§ **PROVIDED RECORDS**:
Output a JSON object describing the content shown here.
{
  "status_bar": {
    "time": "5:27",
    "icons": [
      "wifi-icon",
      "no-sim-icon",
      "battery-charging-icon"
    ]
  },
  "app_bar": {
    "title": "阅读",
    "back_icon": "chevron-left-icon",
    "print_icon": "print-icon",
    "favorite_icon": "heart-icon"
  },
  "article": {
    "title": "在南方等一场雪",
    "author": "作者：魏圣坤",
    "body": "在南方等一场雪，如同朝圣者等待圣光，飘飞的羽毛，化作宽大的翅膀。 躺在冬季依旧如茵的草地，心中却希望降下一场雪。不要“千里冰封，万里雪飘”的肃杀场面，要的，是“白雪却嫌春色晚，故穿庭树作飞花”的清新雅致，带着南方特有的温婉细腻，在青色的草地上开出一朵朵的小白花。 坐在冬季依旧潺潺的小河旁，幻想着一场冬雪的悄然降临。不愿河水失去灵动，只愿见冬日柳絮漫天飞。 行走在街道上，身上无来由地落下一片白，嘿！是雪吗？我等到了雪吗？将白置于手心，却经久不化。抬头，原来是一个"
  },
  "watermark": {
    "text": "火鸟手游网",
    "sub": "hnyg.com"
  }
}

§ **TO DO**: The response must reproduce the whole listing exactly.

§ **YOUR RESPONSE**:
Output a JSON object describing the content shown here.
{
  "status_bar": {
    "time": "5:27",
    "icons": [
      "wifi-icon",
      "no-sim-icon",
      "battery-charging-icon"
    ]
  },
  "app_bar": {
    "title": "阅读",
    "back_icon": "chevron-left-icon",
    "print_icon": "print-icon",
    "favorite_icon": "heart-icon"
  },
  "article": {
    "title": "在南方等一场雪",
    "author": "作者：魏圣坤",
    "body": "在南方等一场雪，如同朝圣者等待圣光，飘飞的羽毛，化作宽大的翅膀。 躺在冬季依旧如茵的草地，心中却希望降下一场雪。不要“千里冰封，万里雪飘”的肃杀场面，要的，是“白雪却嫌春色晚，故穿庭树作飞花”的清新雅致，带着南方特有的温婉细腻，在青色的草地上开出一朵朵的小白花。 坐在冬季依旧潺潺的小河旁，幻想着一场冬雪的悄然降临。不愿河水失去灵动，只愿见冬日柳絮漫天飞。 行走在街道上，身上无来由地落下一片白，嘿！是雪吗？我等到了雪吗？将白置于手心，却经久不化。抬头，原来是一个"
  },
  "watermark": {
    "text": "火鸟手游网",
    "sub": "hnyg.com"
  }
}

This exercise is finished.